**EXTRACTED RECORDS**
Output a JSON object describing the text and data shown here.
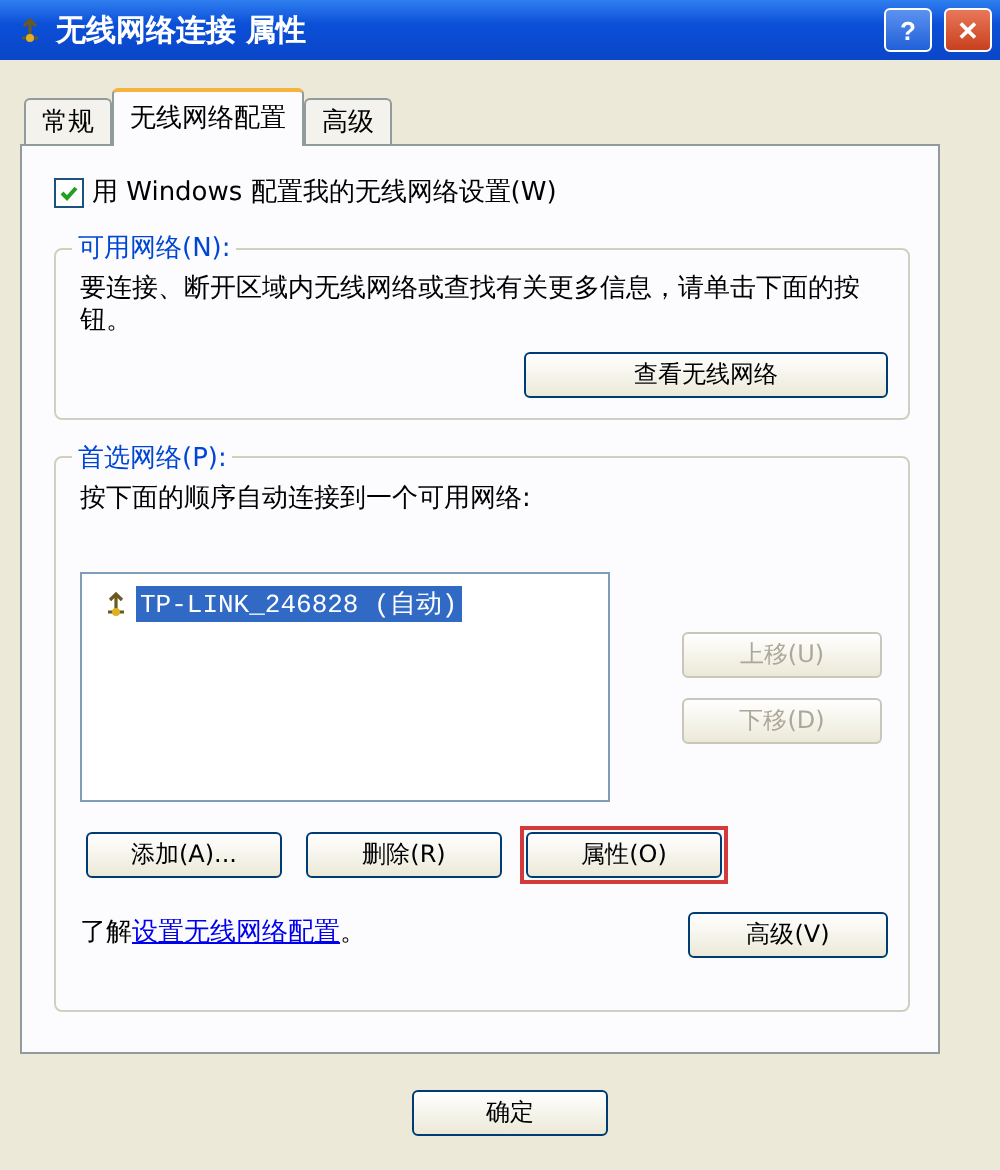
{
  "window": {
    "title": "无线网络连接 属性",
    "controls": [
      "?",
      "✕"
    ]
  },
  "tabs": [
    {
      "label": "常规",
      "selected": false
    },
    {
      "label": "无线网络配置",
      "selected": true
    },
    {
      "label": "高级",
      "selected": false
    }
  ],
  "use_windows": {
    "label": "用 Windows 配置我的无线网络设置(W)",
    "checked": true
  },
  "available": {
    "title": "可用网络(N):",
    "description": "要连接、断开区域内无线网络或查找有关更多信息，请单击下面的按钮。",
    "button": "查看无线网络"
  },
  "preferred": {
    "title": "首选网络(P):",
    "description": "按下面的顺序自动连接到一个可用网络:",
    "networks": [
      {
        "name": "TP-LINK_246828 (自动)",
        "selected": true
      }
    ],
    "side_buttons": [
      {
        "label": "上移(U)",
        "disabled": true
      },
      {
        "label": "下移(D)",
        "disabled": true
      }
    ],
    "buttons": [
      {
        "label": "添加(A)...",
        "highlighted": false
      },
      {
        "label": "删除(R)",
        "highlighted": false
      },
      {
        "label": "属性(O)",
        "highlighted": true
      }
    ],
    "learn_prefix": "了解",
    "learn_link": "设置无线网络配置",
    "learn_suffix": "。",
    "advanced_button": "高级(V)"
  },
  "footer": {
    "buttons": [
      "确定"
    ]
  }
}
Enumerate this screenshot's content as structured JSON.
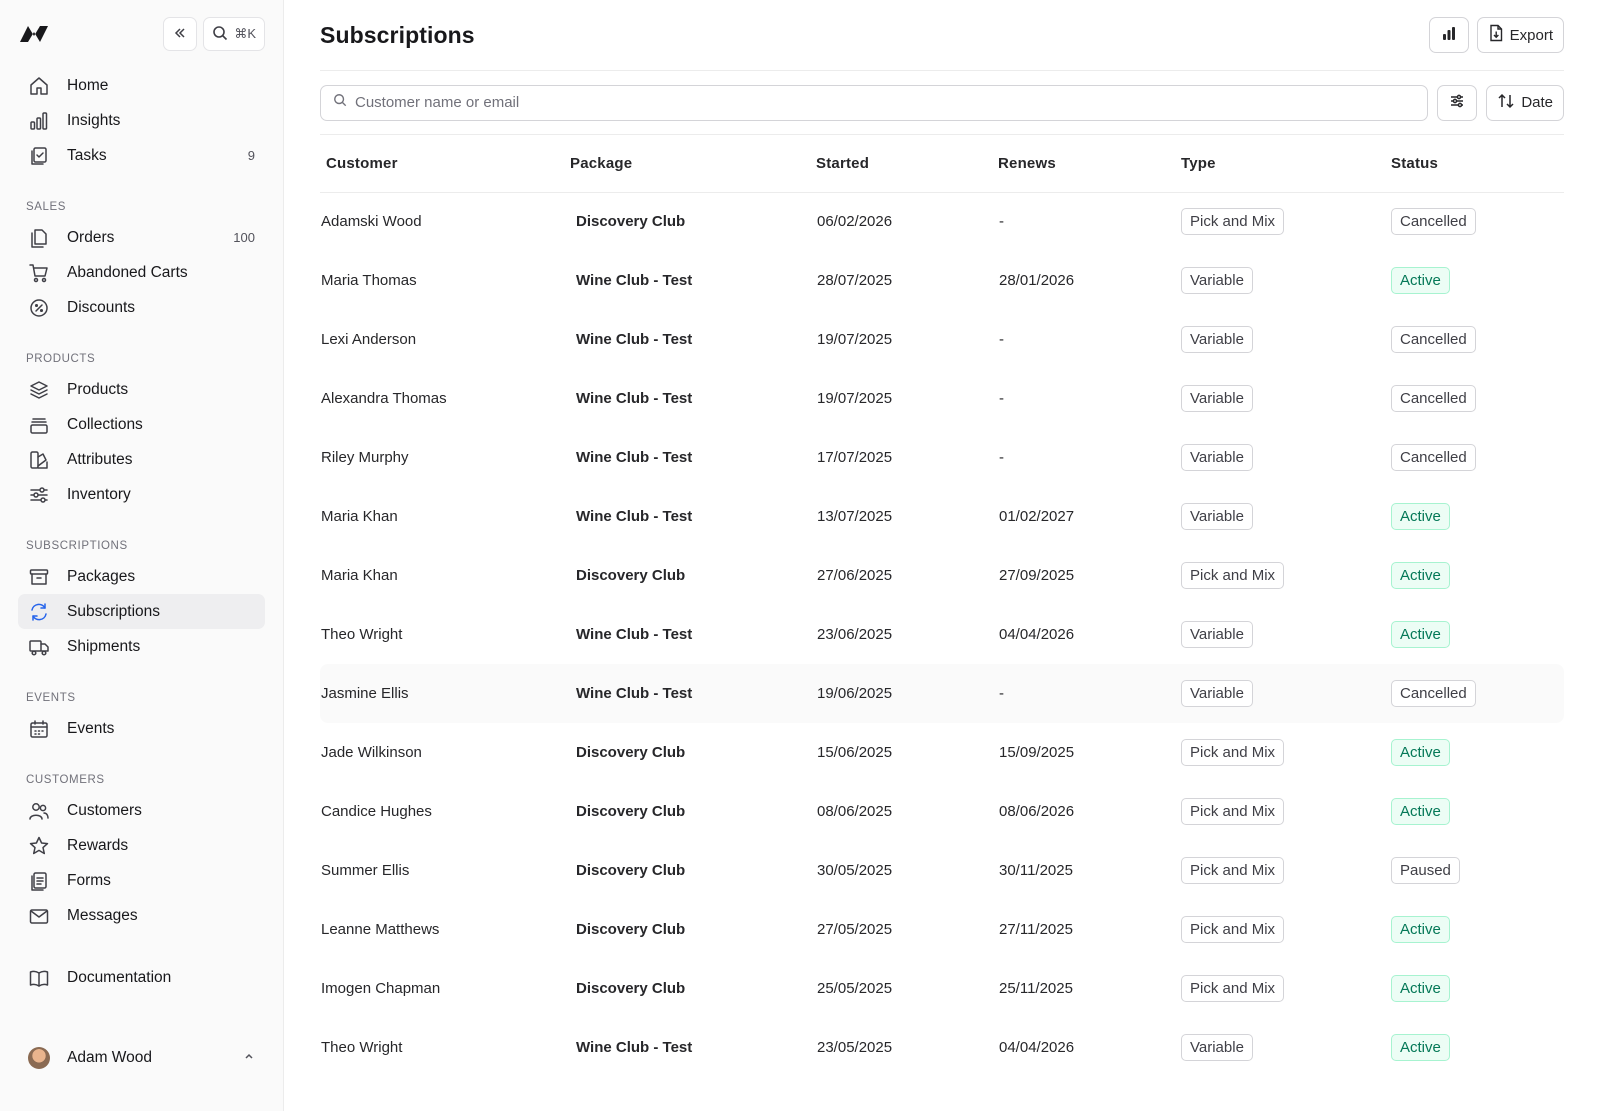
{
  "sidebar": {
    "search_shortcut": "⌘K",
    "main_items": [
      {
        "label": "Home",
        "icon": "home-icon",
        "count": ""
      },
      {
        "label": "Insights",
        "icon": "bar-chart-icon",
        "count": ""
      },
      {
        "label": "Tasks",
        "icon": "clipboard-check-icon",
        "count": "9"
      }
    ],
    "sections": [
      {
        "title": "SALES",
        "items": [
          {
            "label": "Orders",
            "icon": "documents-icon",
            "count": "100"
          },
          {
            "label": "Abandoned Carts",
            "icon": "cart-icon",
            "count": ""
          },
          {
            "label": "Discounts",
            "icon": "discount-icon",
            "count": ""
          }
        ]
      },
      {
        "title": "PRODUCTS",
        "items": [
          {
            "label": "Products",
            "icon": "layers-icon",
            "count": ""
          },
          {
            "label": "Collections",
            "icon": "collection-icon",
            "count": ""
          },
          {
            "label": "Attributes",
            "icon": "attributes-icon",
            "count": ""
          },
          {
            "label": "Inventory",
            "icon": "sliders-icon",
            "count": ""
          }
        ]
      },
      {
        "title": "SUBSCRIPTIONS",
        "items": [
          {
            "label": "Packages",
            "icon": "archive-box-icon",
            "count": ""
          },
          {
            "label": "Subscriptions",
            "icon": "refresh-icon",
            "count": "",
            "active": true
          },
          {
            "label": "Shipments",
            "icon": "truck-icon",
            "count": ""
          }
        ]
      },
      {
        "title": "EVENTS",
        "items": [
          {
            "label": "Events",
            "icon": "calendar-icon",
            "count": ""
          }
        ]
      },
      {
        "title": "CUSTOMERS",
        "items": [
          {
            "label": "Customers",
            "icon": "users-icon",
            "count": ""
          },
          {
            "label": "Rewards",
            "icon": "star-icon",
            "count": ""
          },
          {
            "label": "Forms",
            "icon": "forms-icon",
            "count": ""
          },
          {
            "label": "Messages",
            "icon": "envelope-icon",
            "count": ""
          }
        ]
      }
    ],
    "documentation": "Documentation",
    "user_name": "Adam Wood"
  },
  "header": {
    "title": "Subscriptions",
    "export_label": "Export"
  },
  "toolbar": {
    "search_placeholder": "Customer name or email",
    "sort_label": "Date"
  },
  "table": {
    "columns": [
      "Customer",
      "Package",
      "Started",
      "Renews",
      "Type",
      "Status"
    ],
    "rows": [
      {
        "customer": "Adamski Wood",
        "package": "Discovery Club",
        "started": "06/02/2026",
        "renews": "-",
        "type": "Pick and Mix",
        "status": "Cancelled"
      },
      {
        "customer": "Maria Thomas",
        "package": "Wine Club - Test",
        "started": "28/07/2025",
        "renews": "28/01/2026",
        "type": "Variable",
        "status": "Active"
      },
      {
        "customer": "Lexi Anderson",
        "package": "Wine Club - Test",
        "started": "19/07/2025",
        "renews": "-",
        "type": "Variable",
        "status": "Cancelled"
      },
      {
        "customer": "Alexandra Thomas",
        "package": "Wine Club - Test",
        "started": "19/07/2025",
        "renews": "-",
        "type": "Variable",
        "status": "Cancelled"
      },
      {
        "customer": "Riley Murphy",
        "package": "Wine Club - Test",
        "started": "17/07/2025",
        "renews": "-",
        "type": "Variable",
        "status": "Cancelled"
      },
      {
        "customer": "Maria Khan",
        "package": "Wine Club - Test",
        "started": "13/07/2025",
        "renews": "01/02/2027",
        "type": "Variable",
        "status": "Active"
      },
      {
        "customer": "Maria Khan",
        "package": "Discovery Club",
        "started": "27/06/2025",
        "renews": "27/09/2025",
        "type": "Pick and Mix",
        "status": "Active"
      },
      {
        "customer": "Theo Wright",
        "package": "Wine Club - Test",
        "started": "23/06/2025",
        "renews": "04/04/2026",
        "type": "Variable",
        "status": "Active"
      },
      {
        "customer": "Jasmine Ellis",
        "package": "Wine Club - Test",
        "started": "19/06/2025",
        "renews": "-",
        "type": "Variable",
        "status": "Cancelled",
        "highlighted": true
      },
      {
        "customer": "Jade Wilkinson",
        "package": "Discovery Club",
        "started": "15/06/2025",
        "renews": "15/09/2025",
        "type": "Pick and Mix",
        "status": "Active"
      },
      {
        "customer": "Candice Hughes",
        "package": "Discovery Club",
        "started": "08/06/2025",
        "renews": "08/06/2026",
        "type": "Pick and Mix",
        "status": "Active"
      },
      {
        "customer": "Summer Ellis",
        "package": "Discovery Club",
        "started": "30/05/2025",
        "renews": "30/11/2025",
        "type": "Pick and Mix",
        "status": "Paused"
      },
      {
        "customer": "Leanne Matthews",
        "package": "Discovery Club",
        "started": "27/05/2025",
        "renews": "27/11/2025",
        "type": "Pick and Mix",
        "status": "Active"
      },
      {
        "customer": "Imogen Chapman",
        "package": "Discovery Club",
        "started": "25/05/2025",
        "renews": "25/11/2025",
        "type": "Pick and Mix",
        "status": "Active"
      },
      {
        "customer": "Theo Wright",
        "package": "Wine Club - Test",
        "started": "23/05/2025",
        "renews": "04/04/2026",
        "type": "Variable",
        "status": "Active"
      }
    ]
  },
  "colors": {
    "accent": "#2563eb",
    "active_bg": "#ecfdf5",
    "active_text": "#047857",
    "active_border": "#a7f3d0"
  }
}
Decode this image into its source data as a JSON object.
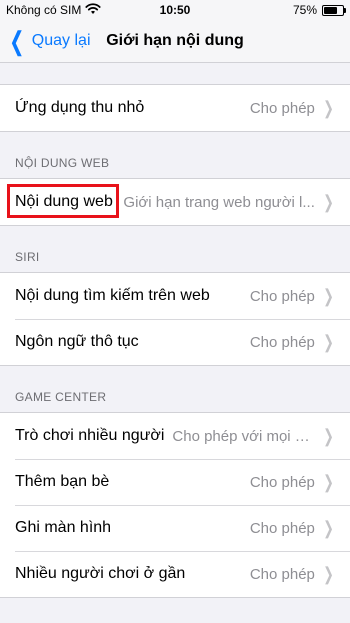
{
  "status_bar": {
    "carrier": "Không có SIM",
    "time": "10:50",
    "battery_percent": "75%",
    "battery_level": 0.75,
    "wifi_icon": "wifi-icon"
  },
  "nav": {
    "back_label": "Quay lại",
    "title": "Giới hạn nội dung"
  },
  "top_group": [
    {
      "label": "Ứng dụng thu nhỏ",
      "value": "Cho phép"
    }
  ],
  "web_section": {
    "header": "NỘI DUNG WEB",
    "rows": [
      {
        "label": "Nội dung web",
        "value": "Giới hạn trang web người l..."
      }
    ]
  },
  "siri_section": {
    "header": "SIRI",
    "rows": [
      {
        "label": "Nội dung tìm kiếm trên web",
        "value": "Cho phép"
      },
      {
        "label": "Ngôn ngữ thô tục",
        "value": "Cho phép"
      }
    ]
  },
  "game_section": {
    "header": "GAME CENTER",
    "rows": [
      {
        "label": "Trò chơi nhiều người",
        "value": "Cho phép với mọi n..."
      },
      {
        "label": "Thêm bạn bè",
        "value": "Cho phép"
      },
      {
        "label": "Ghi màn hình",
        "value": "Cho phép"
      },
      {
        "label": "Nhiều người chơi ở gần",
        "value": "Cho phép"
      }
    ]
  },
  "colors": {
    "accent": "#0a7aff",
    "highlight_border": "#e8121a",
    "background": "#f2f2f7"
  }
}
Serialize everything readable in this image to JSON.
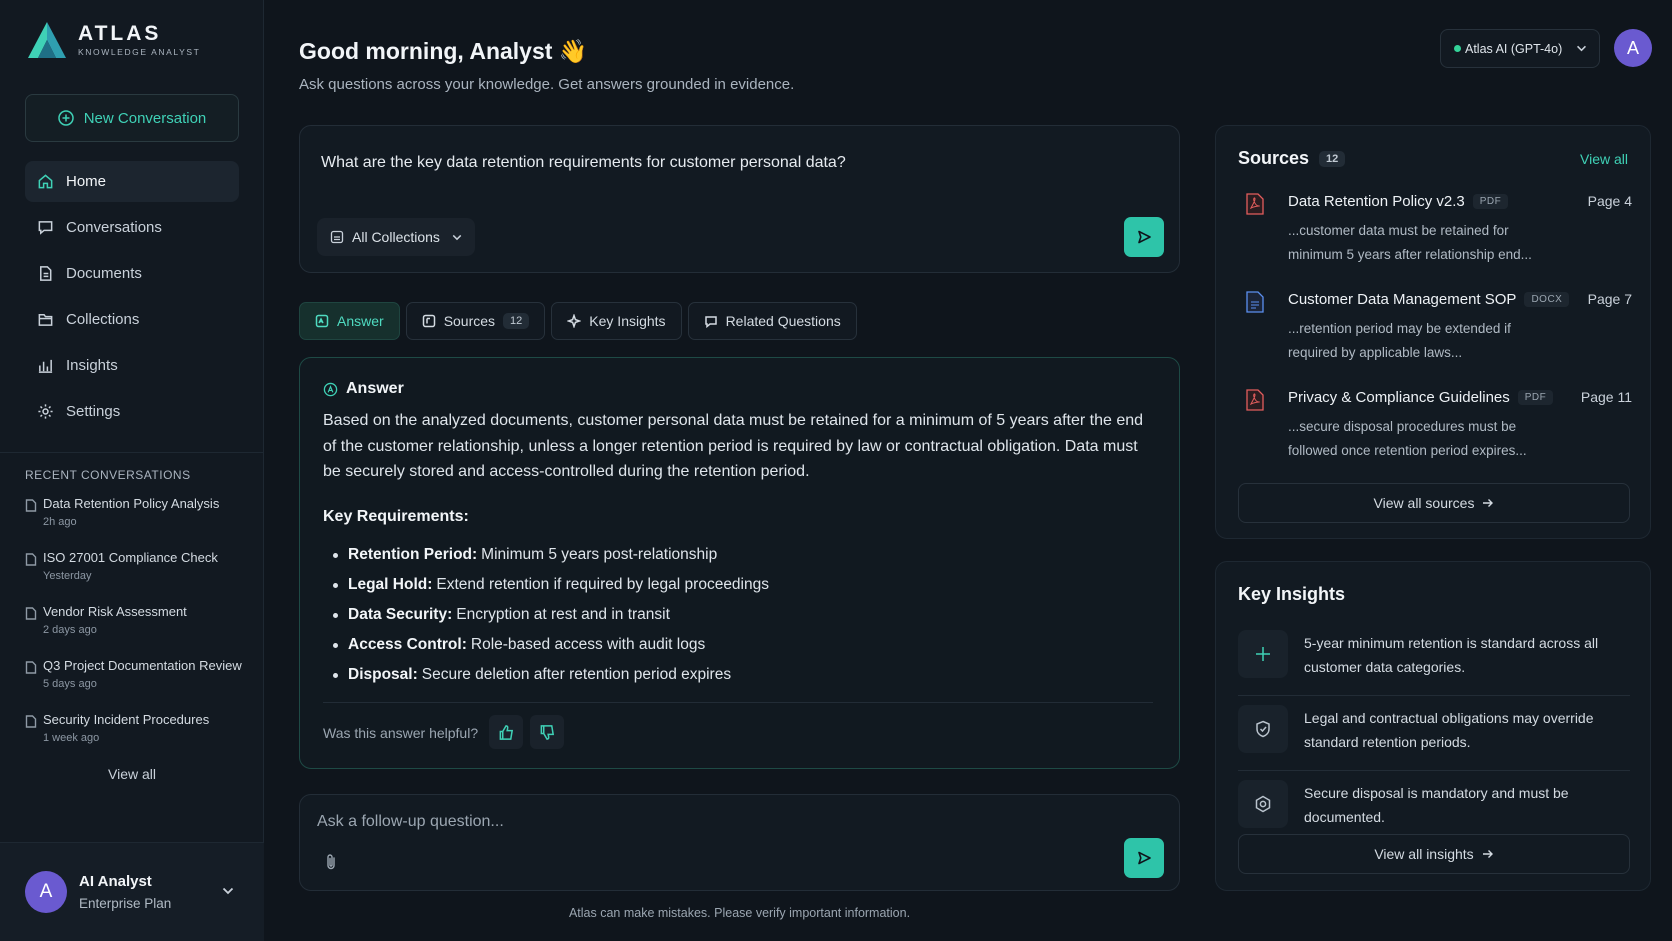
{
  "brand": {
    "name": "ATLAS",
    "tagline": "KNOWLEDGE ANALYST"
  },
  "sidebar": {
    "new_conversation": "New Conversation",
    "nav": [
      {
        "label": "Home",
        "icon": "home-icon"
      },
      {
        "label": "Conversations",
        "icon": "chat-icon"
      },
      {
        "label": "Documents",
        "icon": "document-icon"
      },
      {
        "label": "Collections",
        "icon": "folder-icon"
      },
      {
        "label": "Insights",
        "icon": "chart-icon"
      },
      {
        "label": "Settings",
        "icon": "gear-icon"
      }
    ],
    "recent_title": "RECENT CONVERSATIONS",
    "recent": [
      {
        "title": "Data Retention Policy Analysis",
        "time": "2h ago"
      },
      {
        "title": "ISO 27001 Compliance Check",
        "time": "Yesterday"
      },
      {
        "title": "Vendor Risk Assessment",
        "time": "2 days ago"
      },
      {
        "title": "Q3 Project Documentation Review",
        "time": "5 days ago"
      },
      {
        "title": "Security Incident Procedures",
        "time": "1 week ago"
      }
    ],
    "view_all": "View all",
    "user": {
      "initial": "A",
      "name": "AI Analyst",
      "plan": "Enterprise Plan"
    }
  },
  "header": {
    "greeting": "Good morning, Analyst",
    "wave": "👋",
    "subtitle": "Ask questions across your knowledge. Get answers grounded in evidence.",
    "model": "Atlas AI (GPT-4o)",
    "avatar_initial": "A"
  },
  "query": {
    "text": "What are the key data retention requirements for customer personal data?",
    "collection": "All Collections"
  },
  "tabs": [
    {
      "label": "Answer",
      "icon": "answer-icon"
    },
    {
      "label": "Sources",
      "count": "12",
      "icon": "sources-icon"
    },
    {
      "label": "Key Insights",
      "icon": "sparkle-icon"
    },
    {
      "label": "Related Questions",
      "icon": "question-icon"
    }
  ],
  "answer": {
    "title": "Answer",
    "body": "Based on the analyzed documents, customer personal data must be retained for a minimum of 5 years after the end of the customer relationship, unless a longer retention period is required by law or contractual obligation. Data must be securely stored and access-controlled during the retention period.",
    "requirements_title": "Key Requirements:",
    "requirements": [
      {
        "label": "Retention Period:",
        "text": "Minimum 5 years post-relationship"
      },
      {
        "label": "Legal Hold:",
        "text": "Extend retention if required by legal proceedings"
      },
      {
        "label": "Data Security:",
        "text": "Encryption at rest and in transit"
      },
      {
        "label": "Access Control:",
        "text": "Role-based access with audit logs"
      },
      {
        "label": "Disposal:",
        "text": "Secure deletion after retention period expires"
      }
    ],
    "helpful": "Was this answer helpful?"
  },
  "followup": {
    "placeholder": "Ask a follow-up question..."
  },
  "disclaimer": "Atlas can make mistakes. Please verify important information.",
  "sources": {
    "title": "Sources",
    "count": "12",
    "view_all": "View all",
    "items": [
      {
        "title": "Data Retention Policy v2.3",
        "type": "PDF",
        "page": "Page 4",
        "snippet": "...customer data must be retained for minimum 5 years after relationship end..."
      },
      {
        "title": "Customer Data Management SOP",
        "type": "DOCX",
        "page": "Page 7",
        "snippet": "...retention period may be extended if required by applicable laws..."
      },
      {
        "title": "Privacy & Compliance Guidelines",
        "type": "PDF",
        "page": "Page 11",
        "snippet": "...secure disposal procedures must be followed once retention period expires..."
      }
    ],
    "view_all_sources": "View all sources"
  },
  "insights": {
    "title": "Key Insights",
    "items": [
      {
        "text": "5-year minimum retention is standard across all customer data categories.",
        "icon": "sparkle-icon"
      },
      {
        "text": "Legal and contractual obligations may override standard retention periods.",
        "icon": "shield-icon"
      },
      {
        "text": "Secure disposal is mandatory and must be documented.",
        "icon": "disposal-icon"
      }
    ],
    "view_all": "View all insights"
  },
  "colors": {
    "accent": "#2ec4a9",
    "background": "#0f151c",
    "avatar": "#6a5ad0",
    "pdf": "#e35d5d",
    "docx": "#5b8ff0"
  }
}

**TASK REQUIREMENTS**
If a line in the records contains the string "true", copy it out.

**EXERCISE RESULT**
      "selected": true
    "checked": true
        "selected": true
        "disabled": true
        "disabled": true
        "highlighted": true
            "active": true
        "highlighted": true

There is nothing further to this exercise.